Recent Research Reports
Automotive 2016: A review of South Africa's automotive sector (PDF Report)
Creamer Media’s Automotive 2016 Report provides an overview of South Africa’s automotive industry over the past 12 months. The report provides insight into local demand and production, vehicle imports and exports, investment and competitiveness in the sector, as well...
Energy Roundup – April 2016 (PDF Report)
The April 2016 roundup covers activities across South Africa for March 2016 and includes details of a North Gauteng High Court Judge’s dismissal of a court application to postpone the 9.4% electricity tariff increase, which the National Energy Regulator of South...
Electricity 2016: A review of South Africa's electricity sector (PDF Report)
Creamer Media’s Electricity 2016 report provides an overview of South Africa’s electricity sector, focusing on State-owned power utility Eskom and independent power producers, electricity planning, transmission, distribution and the theft thereof, besides other issues.
Energy Roundup – March 2016 (PDF Report)
The March 2016 roundup covers activities across South Africa for February 2016 and includes details of the Department of Energy’s plans to announce the preferred bidders for the first tranche of the coal independent power producer procurement programme; the Council...
Steel 2016: A review of South Africa's steel sector (PDF Report)
Creamer Media’s Steel 2016 Report examines South Africa’s steel industry over the past 12 months. The report provides insight into the global steel market and and particularly into South South Africa’s steel sector, including production and consumption, main...
Construction 2016: A review of South Africa's construction industry (PDF Report)
Creamer Media’s Construction 2016 Report examines South Africa’s construction industry over the past 12 months. The report provides insight into the business environment; key participants; local demand; geographic diversification; corporate activity; black economic...
This Week's Magazine
The two spent-fuel pools at Eskom’s 1 800 MW Koeberg nuclear power station, in the Western Cape, will be full by 2018, increasing the urgency on the State-owned utility to begin pursuing alternative storage options. Koeberg has, over the past 32 years, accumulated a...
South Africa lacks the skills necessary to implement the government’s plan to build 9.6 GWe of new nuclear energy capacity, warns nuclear-qualified Quality Strategies International CEO David Crawford. “Apart from the concern about the affordability of the programme,...
DOROS HADJIZENONOS The 700-series devices provide network security monitoring, app control, URL filtering, VPN security, antivirus, antispam, antibot, and advanced intrusion prevention and detection functionality

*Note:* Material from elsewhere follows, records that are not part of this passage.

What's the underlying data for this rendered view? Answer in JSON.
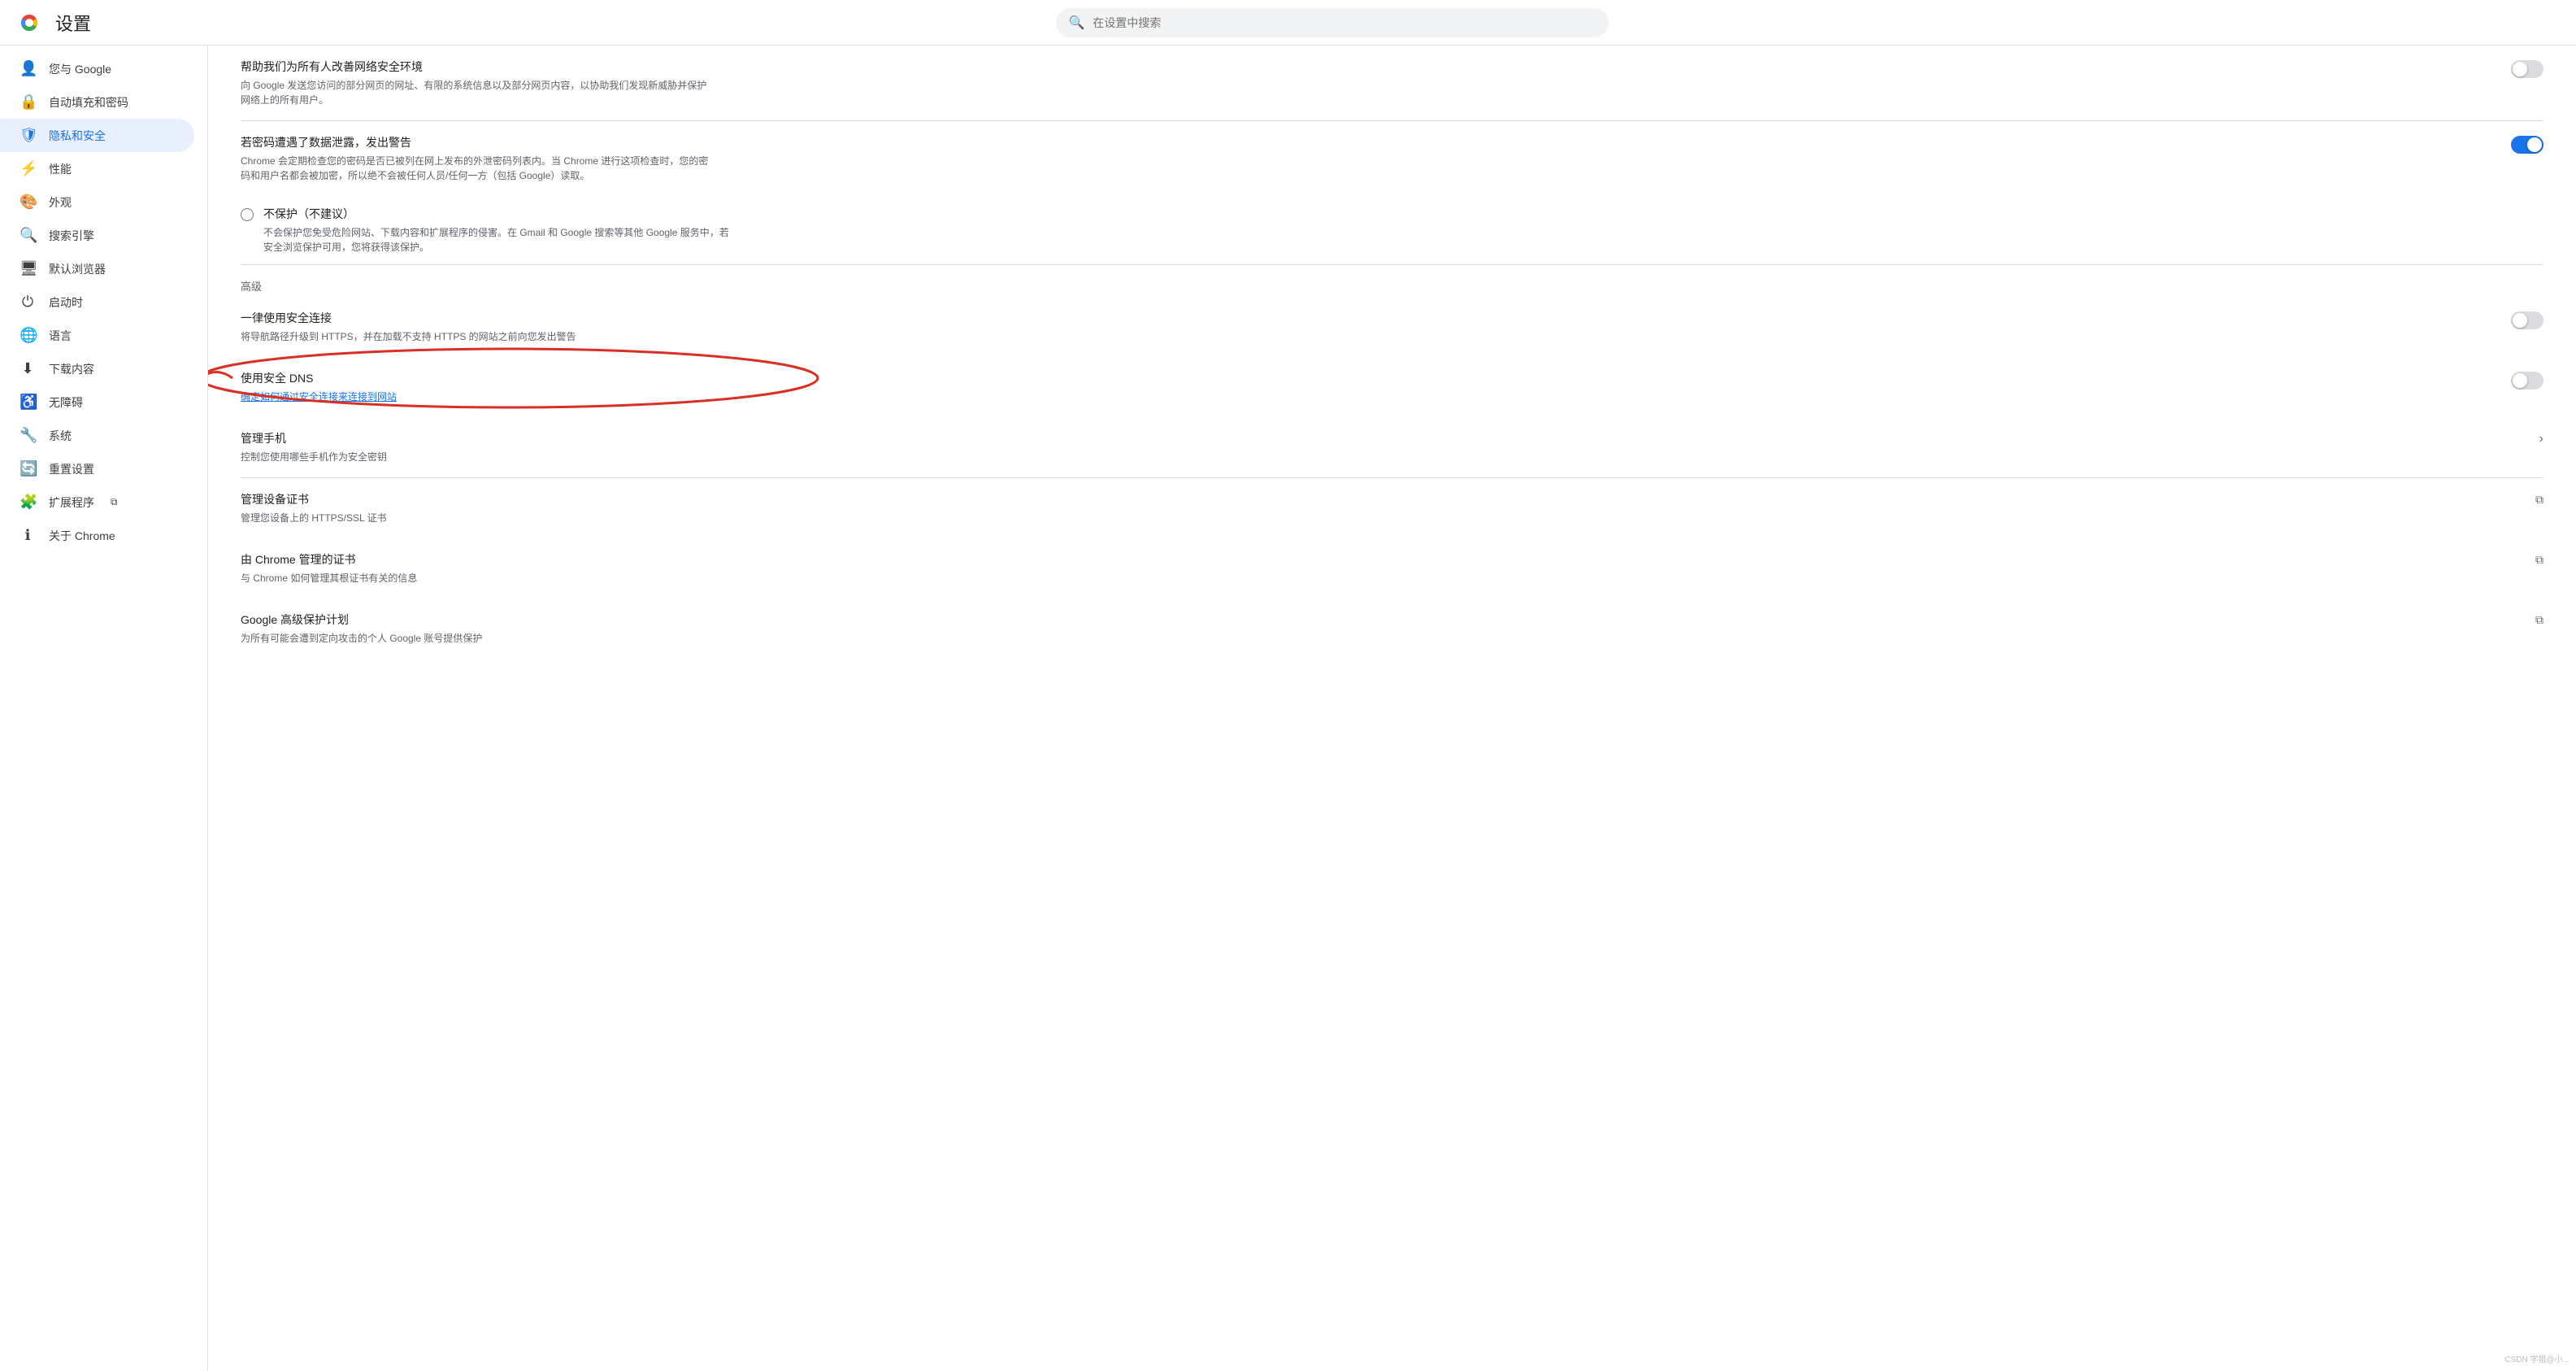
{
  "header": {
    "title": "设置",
    "search_placeholder": "在设置中搜索"
  },
  "sidebar": {
    "items": [
      {
        "id": "profile",
        "label": "您与 Google",
        "icon": "👤",
        "active": false
      },
      {
        "id": "autofill",
        "label": "自动填充和密码",
        "icon": "🔒",
        "active": false
      },
      {
        "id": "privacy",
        "label": "隐私和安全",
        "icon": "🛡",
        "active": true
      },
      {
        "id": "performance",
        "label": "性能",
        "icon": "⚡",
        "active": false
      },
      {
        "id": "appearance",
        "label": "外观",
        "icon": "🎨",
        "active": false
      },
      {
        "id": "search",
        "label": "搜索引擎",
        "icon": "🔍",
        "active": false
      },
      {
        "id": "default-browser",
        "label": "默认浏览器",
        "icon": "🖥",
        "active": false
      },
      {
        "id": "startup",
        "label": "启动时",
        "icon": "⏻",
        "active": false
      },
      {
        "id": "languages",
        "label": "语言",
        "icon": "🌐",
        "active": false
      },
      {
        "id": "downloads",
        "label": "下载内容",
        "icon": "⬇",
        "active": false
      },
      {
        "id": "accessibility",
        "label": "无障碍",
        "icon": "♿",
        "active": false
      },
      {
        "id": "system",
        "label": "系统",
        "icon": "🔧",
        "active": false
      },
      {
        "id": "reset",
        "label": "重置设置",
        "icon": "🔄",
        "active": false
      },
      {
        "id": "extensions",
        "label": "扩展程序",
        "icon": "🧩",
        "active": false
      },
      {
        "id": "about",
        "label": "关于 Chrome",
        "icon": "ℹ",
        "active": false
      }
    ]
  },
  "content": {
    "network_security": {
      "title": "帮助我们为所有人改善网络安全环境",
      "desc": "向 Google 发送您访问的部分网页的网址、有限的系统信息以及部分网页内容，以协助我们发现新威胁并保护网络上的所有用户。",
      "enabled": false
    },
    "password_breach": {
      "title": "若密码遭遇了数据泄露，发出警告",
      "desc": "Chrome 会定期检查您的密码是否已被列在网上发布的外泄密码列表内。当 Chrome 进行这项检查时，您的密码和用户名都会被加密，所以绝不会被任何人员/任何一方（包括 Google）读取。",
      "enabled": true
    },
    "no_protection": {
      "title": "不保护（不建议）",
      "desc": "不会保护您免受危险网站、下载内容和扩展程序的侵害。在 Gmail 和 Google 搜索等其他 Google 服务中，若安全浏览保护可用，您将获得该保护。",
      "selected": false
    },
    "advanced_heading": "高级",
    "https_only": {
      "title": "一律使用安全连接",
      "desc": "将导航路径升级到 HTTPS，并在加载不支持 HTTPS 的网站之前向您发出警告",
      "enabled": false
    },
    "secure_dns": {
      "title": "使用安全 DNS",
      "desc": "确定如何通过安全连接来连接到网站",
      "enabled": false
    },
    "manage_phone": {
      "title": "管理手机",
      "desc": "控制您使用哪些手机作为安全密钥",
      "has_arrow": true
    },
    "manage_certs": {
      "title": "管理设备证书",
      "desc": "管理您设备上的 HTTPS/SSL 证书",
      "has_external": true
    },
    "chrome_certs": {
      "title": "由 Chrome 管理的证书",
      "desc": "与 Chrome 如何管理其根证书有关的信息",
      "has_external": true
    },
    "google_protection": {
      "title": "Google 高级保护计划",
      "desc": "为所有可能会遭到定向攻击的个人 Google 账号提供保护",
      "has_external": true
    }
  },
  "watermark": "CSDN 学姐@小..."
}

Cybersecurity multinational Check Point has released its latest 700-series cybersecurity systems for small businesses, which draw on its international threat intelligence to provide up-to-date cybersecurity, says Check Point South Africa country manager Doros...
Daimler Trucks and Buses Southern Africa (DTBSA) saw a marked slip in new-vehicle sales in 2015 compared with 2014, with sales dropping from 5 897 units to 5 300 units. The decline came as the South African new truck and bus market declined from 31 558 units in 2014...
Group of 20 (G-20) economies threatened to penalise havens that don’t share information on their banking clients after the leak of the Panama Papers provoked a global uproar over tax evasion. The G-20 will consider “defensive measures” against financial centers and...
Alert Close
Embed Code Close
Research Reports Close
Research Reports are a product of the
Research Channel Africa. Reports can be bought individually or you can gain full access to all reports as part of a Research Channel Africa subscription.
Find Out More Buy Report
Engineering News
Completely Re-Engineered
Experience it now. Click here
*website to launch in a few weeks
Subscribe Now for $149 Close
Subscribe Now for $149